This month I had the pleasure of receiving a disc which contains two world premiere recordings of works by Beethoven. It's not often that a new work by that Master comes to light and so my curiousity was piqued, especially since as an amateur cellist I have enjoyed working on several of his piano trios, and both of the "new" works are in that genre. The very thorough liner notes accompanying The Beethoven Project Trio CD (Ãedille CDR 90000 118) explain in detail the pedigree of the pieces and why they have remained unperformed all this time. The Piano Trio in E Flat Major, Hess 47 is Beethoven's own transcription of the first movement of his Opus 3 String Trio of 1794, thought to have been done sometime after 1800. The two-movement Piano Trio in D Major, Kinsky/Hahm Anhang 3 was originally thought to be by Mozart and catalogued by Ludwig Ritter von KÃ¶chel as Anhang 52a and thus has the distinction of being the only work by Beethoven with a KÃ¶chel number. By the 20th century however it had been recognized by scholars as an original piano trio by Beethoven dating from 1799, although its genesis is still unknown. Part of the complication of authenticating the trio is the fact that the existing manuscript is not in Beethoven's hand, but rather in that of his younger brother Kaspar Karl who served as copyist and manager for Ludwig in his early years in Vienna. There are two pages - 33 measures - missing from that manuscript which have been re-constructed by Robert McConnell, who provides the rationale behind his choices in the notes. Undertaken in conjunction with the American Beethoven Society, the Association Beethoven France and the Beethoven-Haus Bonn, The International Beethoven Project musicians are European-trained pianist George Lepauw who is now based in Chicago, and Americans Sang Mee Lee, violin and Wendy Warner, cello. Although the concert of American premieres took place in Chicago, this excellent recording was done at the American Academy of Arts and Letters in New York City last September. The concert (and the CD) also include the American premiere of another little-known Beethoven work, the Piano Trio in E-Flat Major, Op. 63. Although it has since been acknowledged as authentic Beethoven there has been some controversy since its original publication in 1806 (according to the notes, 1807 according to my Grove's Dictionary). It is an arrangement of the String Quintet Op. 4 of 1795, which is itself a re-working of an earlier wind octet written as dinner music for the Bishop of Bonn in 1792 before Beethoven's move to Vienna (published posthumously in 1830). Isn't scholarship wonderful? Suffice it to say that even though none of this is Beethoven at his best, these are welcome additions to the repertoire, immaculately performed and recorded. I look forward to the publication of the performance edition of the scores currently in production by The International Beethoven Project and promised by the end of the year. Now there's a project for my trio to undertake next summer! -- The Whole Note, David Olds

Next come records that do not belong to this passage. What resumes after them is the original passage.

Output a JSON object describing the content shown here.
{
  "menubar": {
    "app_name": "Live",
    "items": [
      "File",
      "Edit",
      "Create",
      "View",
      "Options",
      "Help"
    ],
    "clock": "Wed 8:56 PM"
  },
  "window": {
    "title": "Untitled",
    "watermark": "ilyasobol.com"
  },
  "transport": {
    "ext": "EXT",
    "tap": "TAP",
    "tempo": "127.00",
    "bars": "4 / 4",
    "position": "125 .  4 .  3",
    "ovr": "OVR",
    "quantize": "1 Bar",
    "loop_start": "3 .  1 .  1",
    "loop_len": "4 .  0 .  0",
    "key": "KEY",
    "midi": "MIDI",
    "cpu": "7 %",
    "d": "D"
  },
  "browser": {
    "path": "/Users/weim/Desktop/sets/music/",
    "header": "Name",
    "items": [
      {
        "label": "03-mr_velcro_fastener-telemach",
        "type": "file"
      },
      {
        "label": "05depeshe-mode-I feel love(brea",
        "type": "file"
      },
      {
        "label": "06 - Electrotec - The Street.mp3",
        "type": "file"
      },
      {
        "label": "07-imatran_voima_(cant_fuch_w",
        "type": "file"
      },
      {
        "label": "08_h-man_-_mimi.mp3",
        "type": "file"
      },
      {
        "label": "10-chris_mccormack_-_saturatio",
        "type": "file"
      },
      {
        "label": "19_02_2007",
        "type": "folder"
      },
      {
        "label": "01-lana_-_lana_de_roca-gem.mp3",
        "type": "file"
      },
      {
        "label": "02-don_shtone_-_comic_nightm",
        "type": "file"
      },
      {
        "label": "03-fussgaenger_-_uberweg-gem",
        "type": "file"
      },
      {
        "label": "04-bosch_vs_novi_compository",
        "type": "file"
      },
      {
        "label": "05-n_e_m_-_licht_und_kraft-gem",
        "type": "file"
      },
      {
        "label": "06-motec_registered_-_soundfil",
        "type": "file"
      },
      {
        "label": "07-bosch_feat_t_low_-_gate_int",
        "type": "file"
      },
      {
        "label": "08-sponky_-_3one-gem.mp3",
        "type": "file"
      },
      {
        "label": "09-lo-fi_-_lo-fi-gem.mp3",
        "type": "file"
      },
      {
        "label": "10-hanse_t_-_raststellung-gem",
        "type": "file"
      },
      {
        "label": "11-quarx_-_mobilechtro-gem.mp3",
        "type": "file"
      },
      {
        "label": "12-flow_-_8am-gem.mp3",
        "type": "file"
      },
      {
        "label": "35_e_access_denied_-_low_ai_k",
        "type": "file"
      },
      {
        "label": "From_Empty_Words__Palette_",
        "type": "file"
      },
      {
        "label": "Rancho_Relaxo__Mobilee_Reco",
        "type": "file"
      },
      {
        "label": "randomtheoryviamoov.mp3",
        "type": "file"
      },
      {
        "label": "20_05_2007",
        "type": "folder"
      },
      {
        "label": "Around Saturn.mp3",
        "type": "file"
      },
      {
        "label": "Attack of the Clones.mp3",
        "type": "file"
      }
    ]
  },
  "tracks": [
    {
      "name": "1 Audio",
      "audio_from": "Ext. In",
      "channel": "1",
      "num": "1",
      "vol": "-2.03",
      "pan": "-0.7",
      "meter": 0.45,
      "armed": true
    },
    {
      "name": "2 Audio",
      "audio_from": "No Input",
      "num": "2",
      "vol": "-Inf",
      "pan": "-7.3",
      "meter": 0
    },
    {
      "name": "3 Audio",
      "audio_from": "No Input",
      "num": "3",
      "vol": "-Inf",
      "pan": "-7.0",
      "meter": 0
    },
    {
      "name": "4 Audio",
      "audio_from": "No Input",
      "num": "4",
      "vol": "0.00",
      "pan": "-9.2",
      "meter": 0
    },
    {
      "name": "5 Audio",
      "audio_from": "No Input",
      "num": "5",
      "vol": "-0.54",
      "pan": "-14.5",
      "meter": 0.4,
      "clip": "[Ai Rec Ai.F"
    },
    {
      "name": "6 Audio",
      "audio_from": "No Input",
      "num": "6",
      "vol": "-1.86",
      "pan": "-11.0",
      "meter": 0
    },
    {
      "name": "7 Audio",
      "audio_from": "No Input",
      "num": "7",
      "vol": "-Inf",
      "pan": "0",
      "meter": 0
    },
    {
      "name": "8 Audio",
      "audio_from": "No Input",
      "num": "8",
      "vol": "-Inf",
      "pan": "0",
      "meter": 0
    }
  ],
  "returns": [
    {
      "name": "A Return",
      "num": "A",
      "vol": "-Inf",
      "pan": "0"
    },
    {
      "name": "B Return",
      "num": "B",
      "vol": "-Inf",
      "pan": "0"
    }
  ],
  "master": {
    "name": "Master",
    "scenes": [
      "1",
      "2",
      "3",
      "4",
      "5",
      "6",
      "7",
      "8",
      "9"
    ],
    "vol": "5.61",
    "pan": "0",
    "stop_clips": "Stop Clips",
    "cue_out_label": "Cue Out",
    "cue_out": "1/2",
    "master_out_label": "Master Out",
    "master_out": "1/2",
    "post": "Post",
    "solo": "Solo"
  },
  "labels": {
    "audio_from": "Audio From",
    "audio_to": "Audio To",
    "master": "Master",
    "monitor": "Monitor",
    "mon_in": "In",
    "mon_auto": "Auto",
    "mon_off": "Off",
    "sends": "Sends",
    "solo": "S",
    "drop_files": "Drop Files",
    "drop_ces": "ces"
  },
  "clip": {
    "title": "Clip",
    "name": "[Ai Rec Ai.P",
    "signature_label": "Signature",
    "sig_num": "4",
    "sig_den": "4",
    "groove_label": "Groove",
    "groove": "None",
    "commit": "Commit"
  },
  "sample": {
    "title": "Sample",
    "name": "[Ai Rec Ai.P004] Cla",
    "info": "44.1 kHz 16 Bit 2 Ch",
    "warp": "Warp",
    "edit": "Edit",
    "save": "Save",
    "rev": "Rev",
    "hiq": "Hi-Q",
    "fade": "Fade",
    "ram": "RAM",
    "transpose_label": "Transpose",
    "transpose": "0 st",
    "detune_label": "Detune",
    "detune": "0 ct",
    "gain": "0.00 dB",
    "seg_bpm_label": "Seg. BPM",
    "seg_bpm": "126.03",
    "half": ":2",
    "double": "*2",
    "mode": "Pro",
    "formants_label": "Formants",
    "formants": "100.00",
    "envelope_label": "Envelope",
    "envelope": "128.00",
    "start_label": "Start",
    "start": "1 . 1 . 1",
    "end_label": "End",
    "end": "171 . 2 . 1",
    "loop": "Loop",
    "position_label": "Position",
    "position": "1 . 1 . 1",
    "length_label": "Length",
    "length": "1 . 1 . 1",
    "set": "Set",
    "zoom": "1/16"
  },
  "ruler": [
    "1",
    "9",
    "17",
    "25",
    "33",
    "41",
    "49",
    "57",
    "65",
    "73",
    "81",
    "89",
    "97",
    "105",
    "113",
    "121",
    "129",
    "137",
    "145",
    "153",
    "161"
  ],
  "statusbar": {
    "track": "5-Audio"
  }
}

New music from Beethoven! Actually, it's a recently unearthed trio from the master's early period, written in the 1790s. Read morePublished on May 20, 2011 by D. Lai
Quite excited hearing the composition for the first time. The music is on par with other Beethoven Trios with an excellent playing by the Project Trio.Published on June 29, 2010 by MK
This is a welcome addition to any Beethoven enthusiast's collection. This trio is not to be missed!Published on June 6, 2010 by Suzan-amanda Ingram